::: Records supplied :::
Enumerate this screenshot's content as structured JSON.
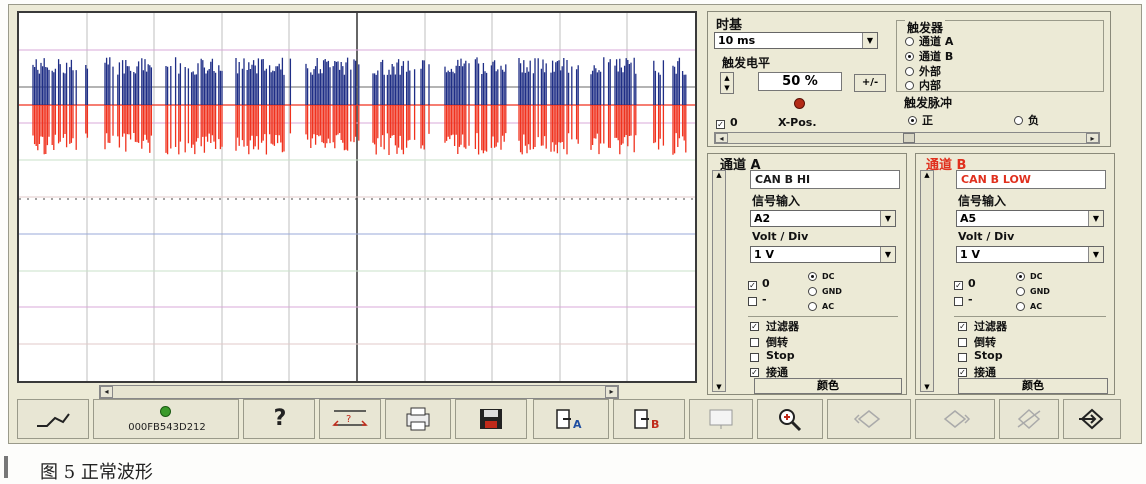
{
  "timebase": {
    "title": "时基",
    "value": "10 ms"
  },
  "trigger_level": {
    "title": "触发电平",
    "value": "50 %",
    "invert_label": "+/-"
  },
  "trigger_source": {
    "title": "触发器",
    "options": [
      "通道 A",
      "通道 B",
      "外部",
      "内部"
    ],
    "selected": "通道 B"
  },
  "trigger_pulse": {
    "title": "触发脉冲",
    "options": [
      "正",
      "负"
    ],
    "selected": "正"
  },
  "xpos": {
    "check": "0",
    "label": "X-Pos."
  },
  "channel_a": {
    "title": "通道 A",
    "title_color": "#1a1a1a",
    "name": "CAN B HI",
    "name_color": "#1a1a1a",
    "signal_input_label": "信号输入",
    "signal_input": "A2",
    "volt_div_label": "Volt / Div",
    "volt_div": "1 V",
    "offset_check": "0",
    "minus_check": "-",
    "coupling": [
      "DC",
      "GND",
      "AC"
    ],
    "coupling_selected": "DC",
    "filter": "过滤器",
    "invert": "倒转",
    "stop": "Stop",
    "connect": "接通",
    "color_button": "颜色"
  },
  "channel_b": {
    "title": "通道 B",
    "title_color": "#e0301e",
    "name": "CAN B LOW",
    "name_color": "#e0301e",
    "signal_input_label": "信号输入",
    "signal_input": "A5",
    "volt_div_label": "Volt / Div",
    "volt_div": "1 V",
    "offset_check": "0",
    "minus_check": "-",
    "coupling": [
      "DC",
      "GND",
      "AC"
    ],
    "coupling_selected": "DC",
    "filter": "过滤器",
    "invert": "倒转",
    "stop": "Stop",
    "connect": "接通",
    "color_button": "颜色"
  },
  "toolbar": {
    "device_id": "000FB543D212",
    "help_label": "?",
    "ch_a_tag": "A",
    "ch_b_tag": "B"
  },
  "colors": {
    "trace_high": "#1f2e86",
    "trace_low": "#f0321e",
    "panel": "#ecead6"
  },
  "caption": "图 5   正常波形"
}
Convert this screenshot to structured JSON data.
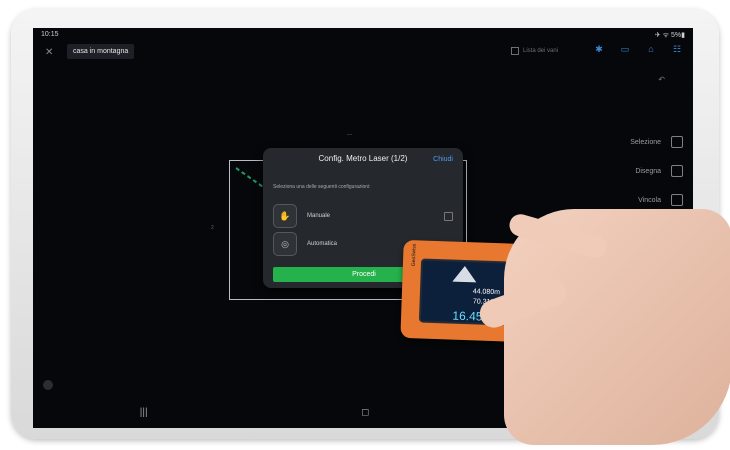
{
  "status_bar": {
    "time": "10:15",
    "right": "✈ ᯤ 5%▮"
  },
  "header": {
    "project_title": "casa in montagna",
    "list_label": "Lista dei vani"
  },
  "top_icons": [
    "bluetooth-icon",
    "layers-icon",
    "share-icon",
    "people-icon"
  ],
  "tools": [
    {
      "label": "Selezione",
      "icon": "select-icon"
    },
    {
      "label": "Disegna",
      "icon": "pencil-icon"
    },
    {
      "label": "Vincola",
      "icon": "link-icon"
    }
  ],
  "dialog": {
    "title": "Config. Metro Laser (1/2)",
    "close_label": "Chiudi",
    "subtitle": "Seleziona una delle seguenti configurazioni:",
    "options": [
      {
        "label": "Manuale",
        "icon": "hand-icon"
      },
      {
        "label": "Automatica",
        "icon": "auto-icon"
      }
    ],
    "proceed_label": "Procedi"
  },
  "device": {
    "brand": "GeoSwiss",
    "logo": "oeo",
    "readings": [
      "44.080m",
      "70.311m",
      "16.450m"
    ]
  },
  "nav": {
    "recent": "|||",
    "home": "◻",
    "back": "‹"
  },
  "colors": {
    "accent": "#3d87d9",
    "proceed": "#25b24c",
    "device": "#e8782f"
  }
}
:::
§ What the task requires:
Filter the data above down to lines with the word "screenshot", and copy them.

§ Answer space:
Enumerate this screenshot's content as structured JSON.
Convert this screenshot to structured JSON data.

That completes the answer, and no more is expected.